App and web page records:
========================================

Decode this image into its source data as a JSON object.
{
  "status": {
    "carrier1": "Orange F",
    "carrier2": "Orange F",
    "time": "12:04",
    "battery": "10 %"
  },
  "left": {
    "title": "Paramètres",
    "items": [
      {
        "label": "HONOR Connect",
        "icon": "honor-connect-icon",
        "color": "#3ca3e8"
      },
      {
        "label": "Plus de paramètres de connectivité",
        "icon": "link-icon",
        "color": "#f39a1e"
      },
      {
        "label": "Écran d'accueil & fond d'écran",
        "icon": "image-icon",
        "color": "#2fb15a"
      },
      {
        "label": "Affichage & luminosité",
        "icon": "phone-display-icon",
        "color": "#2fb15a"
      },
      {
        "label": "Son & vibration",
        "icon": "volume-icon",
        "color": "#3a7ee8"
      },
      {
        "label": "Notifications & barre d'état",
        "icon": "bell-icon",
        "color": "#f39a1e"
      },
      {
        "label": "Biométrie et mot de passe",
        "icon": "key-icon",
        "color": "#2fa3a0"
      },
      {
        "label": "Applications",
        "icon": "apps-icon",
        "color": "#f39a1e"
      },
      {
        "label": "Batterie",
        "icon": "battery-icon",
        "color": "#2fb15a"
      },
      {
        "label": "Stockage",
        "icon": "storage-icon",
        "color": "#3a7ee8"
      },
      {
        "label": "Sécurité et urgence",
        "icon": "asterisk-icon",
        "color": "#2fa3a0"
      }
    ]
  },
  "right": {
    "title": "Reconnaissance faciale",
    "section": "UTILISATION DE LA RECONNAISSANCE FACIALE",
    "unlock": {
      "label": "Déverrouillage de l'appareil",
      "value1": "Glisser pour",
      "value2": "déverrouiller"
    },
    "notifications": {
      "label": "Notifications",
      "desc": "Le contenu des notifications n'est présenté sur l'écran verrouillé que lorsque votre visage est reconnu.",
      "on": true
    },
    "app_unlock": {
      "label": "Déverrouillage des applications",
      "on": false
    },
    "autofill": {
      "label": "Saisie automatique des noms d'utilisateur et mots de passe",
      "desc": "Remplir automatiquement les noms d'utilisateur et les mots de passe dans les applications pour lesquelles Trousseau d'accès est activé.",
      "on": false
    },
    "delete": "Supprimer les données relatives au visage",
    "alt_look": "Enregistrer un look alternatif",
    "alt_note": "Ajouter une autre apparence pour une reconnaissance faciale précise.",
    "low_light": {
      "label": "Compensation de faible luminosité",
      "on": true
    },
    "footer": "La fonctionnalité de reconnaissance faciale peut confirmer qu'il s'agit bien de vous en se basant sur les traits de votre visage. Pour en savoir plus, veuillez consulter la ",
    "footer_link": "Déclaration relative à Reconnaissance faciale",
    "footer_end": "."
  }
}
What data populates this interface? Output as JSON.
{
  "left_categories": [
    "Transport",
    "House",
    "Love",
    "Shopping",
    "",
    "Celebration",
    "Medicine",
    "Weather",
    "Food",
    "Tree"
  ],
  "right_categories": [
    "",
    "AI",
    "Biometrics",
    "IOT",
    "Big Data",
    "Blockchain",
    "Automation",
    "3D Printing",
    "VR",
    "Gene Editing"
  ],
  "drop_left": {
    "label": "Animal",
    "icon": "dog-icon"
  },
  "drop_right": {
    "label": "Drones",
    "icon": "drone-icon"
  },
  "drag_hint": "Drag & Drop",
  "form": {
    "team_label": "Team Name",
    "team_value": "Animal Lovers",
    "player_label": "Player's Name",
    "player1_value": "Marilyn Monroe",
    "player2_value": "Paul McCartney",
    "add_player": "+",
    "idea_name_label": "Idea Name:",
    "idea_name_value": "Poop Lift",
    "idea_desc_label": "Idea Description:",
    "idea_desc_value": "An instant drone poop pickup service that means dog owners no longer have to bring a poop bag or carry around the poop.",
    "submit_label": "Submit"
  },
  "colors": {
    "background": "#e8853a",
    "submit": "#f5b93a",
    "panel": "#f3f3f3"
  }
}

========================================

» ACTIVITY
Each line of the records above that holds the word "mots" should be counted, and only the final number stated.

» ANSWER SPACE
2